[Assigned task]
Whenever a line below holds the word "title", count it; then give the total and nothing else.

--- Data records ---

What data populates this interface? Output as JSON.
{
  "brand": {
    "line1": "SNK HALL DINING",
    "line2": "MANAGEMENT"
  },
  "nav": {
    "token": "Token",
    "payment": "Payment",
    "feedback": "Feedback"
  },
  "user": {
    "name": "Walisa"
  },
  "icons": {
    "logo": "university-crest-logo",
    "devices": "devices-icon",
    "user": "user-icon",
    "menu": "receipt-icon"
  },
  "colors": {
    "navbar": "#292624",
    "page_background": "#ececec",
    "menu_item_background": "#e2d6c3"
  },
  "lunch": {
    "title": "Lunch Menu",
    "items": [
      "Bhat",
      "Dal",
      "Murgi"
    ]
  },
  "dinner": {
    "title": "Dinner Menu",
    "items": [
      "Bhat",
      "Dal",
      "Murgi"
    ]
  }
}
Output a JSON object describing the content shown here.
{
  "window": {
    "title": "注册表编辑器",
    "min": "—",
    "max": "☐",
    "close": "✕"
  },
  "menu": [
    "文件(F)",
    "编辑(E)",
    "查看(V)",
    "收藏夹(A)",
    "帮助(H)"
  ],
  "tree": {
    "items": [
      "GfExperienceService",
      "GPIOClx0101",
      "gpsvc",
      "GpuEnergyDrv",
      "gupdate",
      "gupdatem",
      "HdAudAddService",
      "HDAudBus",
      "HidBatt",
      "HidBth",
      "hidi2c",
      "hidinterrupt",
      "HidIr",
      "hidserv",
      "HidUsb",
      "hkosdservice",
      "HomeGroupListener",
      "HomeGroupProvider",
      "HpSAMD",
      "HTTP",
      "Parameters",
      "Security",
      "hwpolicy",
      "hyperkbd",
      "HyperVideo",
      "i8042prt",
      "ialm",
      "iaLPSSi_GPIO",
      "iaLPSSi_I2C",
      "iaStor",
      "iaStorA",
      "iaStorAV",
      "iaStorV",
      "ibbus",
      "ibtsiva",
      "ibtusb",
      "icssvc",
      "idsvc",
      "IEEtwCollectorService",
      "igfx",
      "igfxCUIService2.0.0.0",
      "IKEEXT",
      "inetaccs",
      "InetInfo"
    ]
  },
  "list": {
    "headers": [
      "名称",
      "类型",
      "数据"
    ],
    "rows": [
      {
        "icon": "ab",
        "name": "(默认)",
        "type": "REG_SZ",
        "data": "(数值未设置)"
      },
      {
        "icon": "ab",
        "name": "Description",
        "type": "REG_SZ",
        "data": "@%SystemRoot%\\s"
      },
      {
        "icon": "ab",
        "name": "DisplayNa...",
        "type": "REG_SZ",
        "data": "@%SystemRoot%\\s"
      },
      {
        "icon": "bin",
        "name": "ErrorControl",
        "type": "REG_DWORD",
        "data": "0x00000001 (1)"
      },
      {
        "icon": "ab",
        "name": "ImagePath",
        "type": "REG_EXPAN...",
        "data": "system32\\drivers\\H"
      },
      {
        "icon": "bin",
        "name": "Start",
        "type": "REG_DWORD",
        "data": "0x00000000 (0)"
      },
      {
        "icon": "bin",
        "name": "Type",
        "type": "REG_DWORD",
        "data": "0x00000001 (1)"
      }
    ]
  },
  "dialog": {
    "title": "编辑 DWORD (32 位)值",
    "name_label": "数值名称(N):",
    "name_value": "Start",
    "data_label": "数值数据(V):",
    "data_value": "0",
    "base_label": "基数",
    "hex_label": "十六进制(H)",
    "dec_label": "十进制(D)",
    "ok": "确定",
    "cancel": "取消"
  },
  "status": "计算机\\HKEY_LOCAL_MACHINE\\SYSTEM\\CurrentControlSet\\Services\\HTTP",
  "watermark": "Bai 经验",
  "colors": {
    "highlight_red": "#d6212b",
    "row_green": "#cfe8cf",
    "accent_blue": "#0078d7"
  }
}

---

[Exercise output]
4